In Christ we are taught to “Love One Another.” How does that work? It seems to be an impossible command. When Jesus taught to love our neighbors as ourselves, did he really know about that guy that lives next door? How can we truly love ALL our neighbors, even our enemies? Certainly, there must be some people that God would give us a pass on. God must know my neighbor can be a jerk.
For those who don’t follow Christ, doesn’t society mandate us to be kind, to love each other? Love permeates our culture. It is in our music, those warm fuzzy TV commercials, and at the movies. It seems we are surrounded by an expectation of Love. Growing up in the sixties, our generation was nicknamed the “Love Generation,” where we declared love was free, and it was all we needed. We even dedicated an entire season to it: The “Summer of Love.” One of my favorite bands in the sixties, The Beatles, taught us that “All You Need is Love” and that love was the answer to most of the problems of the world.
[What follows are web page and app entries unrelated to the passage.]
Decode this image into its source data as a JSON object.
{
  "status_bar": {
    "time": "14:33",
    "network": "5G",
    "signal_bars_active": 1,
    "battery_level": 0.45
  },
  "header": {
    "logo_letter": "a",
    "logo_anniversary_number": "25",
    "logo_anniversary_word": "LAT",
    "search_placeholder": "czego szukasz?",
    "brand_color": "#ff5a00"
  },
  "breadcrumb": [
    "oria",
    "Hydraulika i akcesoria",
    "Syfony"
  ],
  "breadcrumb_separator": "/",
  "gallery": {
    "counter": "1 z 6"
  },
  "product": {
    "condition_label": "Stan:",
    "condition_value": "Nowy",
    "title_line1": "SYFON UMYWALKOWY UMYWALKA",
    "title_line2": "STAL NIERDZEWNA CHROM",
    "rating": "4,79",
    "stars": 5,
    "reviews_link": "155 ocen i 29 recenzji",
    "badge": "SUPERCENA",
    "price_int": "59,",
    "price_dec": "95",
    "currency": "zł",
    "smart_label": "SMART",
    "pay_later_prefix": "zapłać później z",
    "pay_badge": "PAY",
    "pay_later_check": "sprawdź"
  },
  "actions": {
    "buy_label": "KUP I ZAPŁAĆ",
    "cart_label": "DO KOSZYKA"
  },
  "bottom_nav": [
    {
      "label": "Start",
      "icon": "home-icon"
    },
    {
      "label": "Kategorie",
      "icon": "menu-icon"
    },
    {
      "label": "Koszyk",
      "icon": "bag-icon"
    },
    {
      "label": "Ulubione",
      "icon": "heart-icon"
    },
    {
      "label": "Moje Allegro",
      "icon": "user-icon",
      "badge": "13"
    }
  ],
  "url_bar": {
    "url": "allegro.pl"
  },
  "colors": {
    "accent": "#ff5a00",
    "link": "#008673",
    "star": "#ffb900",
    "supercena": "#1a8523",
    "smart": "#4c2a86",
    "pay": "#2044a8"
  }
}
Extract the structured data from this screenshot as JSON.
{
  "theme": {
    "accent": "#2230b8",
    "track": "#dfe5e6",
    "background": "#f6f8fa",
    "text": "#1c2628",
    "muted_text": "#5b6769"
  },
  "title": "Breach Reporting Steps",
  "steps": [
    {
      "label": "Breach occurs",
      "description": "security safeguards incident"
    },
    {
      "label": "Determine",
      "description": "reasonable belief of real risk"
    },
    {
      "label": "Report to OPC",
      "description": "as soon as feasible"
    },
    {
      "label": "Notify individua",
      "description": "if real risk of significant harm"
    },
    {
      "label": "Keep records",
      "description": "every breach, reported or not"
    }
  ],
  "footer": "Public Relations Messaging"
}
John Lennon’s famous quote, “Love is the Answer. What was the Question?” said it all.
If we humans are so fixated on love, why is there so much hatred, rage and anger in the world? Sadly, even inside of our church communities, love seems to be idle, giving way to divisiveness, competition, and separation from others. Love has been examined, dissected, and philosophized about since the first human walked the planet. We have been taught there are multiple versions of love; variations based on language, psychological perception, and biblical interpretations.
Each explanation breaks love into multiple descriptions, most tied to physical feelings. Are we over-analyzing love into obscurity? The smaller the variant, the less significant each piece is. Don’t we work to “divide and conquer” most things that we don’t understand or can’t control?
Throughout my life, loving my fellow man has been the anchor in my relationships; personally, casually, and in my career. Not one love for this person, and another type of love for someone else. Instead, my goal was to always lead with unconditional love. That is, love without requirements, specifications, or expectations of reciprocation. Love based in caring and empathy, instead of physical feelings. Not always an easy path.
My book, Love Others Loudly is a story of how love has always worked in my life and is still at the core of all my interactions with others. How leading with unconditional love guided my steps; keeping me focused on the needs of others and not myself. A path that took a high school dropout working 12 hours a day in a dirty warehouse in Des Moines, Iowa, to the senior management staff of a Fortune 500 company and beyond.
“God blesses us, not for ourselves, He blesses us so that we may bless others."
Rowdy Van Horn, Pastor, One Church, Scottsdale
Above all, LOVE!
"Above all, love each other deeply, because love covers over a multitude of sins."
1 Peter 4:8 NIV
Above All else …